Material for the task

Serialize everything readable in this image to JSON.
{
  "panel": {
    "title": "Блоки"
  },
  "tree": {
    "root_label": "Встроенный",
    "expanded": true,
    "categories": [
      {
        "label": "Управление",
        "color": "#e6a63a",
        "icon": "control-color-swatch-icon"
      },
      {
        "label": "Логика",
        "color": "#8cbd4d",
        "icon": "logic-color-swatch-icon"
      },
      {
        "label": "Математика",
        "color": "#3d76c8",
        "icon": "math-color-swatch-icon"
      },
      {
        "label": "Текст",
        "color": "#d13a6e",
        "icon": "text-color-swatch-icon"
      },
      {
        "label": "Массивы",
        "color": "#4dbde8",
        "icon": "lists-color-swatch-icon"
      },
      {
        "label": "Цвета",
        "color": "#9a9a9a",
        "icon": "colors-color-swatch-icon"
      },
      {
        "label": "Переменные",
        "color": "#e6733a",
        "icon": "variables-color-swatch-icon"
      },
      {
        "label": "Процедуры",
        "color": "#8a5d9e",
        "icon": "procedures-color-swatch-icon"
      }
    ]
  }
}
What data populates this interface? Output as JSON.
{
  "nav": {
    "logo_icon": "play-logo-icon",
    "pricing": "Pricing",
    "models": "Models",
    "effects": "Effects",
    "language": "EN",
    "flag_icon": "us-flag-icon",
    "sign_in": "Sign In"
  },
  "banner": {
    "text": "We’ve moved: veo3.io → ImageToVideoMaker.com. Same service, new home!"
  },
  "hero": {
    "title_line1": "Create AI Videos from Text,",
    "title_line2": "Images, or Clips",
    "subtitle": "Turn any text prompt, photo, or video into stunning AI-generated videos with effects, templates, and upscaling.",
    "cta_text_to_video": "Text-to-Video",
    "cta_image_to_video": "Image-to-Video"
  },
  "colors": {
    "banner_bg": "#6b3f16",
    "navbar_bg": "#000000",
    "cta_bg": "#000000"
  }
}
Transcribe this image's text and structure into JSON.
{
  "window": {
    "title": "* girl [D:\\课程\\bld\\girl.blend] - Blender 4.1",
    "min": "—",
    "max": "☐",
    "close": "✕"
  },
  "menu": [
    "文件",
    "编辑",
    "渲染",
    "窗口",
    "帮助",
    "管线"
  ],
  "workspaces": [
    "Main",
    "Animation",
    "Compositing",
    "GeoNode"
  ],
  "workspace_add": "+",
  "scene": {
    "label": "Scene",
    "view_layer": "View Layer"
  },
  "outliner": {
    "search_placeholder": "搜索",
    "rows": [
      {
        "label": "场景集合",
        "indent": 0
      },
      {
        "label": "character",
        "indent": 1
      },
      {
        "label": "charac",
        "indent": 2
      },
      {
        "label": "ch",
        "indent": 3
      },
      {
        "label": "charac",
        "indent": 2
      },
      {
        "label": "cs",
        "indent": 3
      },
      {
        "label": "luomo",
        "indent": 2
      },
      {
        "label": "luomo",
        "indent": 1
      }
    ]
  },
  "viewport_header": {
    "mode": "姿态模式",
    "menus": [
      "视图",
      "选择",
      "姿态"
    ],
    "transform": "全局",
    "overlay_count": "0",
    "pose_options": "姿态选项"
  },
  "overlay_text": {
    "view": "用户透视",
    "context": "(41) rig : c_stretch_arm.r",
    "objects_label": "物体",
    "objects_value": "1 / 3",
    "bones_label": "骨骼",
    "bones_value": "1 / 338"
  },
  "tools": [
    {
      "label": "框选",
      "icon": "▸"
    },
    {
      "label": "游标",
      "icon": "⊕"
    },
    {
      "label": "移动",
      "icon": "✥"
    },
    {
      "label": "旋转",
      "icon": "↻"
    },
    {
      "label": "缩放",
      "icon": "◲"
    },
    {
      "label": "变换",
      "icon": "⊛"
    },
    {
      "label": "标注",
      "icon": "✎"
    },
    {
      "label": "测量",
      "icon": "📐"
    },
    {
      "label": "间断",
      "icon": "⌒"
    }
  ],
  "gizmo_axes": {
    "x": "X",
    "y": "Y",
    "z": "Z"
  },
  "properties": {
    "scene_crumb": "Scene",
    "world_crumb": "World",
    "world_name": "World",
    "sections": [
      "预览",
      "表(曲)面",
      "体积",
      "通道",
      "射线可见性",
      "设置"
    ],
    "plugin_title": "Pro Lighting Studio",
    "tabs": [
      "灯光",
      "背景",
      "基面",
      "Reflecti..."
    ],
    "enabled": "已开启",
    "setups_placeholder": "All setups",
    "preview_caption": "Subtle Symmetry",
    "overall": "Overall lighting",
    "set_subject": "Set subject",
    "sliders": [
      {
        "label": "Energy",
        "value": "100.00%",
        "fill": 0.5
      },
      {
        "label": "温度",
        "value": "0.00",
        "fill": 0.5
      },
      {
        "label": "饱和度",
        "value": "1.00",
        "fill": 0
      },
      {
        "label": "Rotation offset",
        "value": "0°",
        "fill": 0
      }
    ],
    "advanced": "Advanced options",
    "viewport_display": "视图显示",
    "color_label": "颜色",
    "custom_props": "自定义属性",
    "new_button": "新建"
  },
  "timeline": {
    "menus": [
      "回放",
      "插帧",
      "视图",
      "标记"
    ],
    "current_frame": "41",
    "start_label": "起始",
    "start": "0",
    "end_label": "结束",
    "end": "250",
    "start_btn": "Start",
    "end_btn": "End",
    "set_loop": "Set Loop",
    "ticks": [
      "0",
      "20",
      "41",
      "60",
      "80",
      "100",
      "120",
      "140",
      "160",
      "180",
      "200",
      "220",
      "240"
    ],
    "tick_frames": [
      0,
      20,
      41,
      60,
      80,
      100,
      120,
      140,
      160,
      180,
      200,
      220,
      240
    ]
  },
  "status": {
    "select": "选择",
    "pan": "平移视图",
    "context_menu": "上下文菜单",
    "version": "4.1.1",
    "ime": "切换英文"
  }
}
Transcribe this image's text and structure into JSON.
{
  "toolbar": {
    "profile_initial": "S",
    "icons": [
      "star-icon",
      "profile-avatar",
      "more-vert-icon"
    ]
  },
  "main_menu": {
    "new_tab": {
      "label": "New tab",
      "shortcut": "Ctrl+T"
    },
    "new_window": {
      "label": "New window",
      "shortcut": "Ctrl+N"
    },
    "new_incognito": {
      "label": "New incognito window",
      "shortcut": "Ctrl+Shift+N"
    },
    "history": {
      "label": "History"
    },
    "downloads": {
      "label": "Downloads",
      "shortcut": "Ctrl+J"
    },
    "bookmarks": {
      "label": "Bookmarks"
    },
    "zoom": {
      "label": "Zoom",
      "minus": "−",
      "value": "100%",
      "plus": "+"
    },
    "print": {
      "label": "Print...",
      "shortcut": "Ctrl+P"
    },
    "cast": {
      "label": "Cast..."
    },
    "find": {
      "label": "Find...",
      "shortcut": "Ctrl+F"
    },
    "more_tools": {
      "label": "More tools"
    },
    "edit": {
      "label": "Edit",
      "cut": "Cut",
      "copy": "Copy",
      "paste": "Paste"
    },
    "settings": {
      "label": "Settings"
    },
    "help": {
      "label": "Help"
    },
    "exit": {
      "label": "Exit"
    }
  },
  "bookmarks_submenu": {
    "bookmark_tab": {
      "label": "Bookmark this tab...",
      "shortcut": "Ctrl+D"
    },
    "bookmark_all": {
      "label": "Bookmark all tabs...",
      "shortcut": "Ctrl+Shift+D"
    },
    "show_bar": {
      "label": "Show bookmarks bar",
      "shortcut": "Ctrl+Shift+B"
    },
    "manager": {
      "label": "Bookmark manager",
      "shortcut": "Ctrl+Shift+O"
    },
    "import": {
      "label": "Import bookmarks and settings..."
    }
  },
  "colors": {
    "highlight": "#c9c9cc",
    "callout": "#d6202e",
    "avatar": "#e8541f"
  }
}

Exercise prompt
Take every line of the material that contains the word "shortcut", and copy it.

Result of the exercise
      "shortcut": "Ctrl+T"
      "shortcut": "Ctrl+N"
      "shortcut": "Ctrl+Shift+N"
      "shortcut": "Ctrl+J"
      "shortcut": "Ctrl+P"
      "shortcut": "Ctrl+F"
      "shortcut": "Ctrl+D"
      "shortcut": "Ctrl+Shift+D"
      "shortcut": "Ctrl+Shift+B"
      "shortcut": "Ctrl+Shift+O"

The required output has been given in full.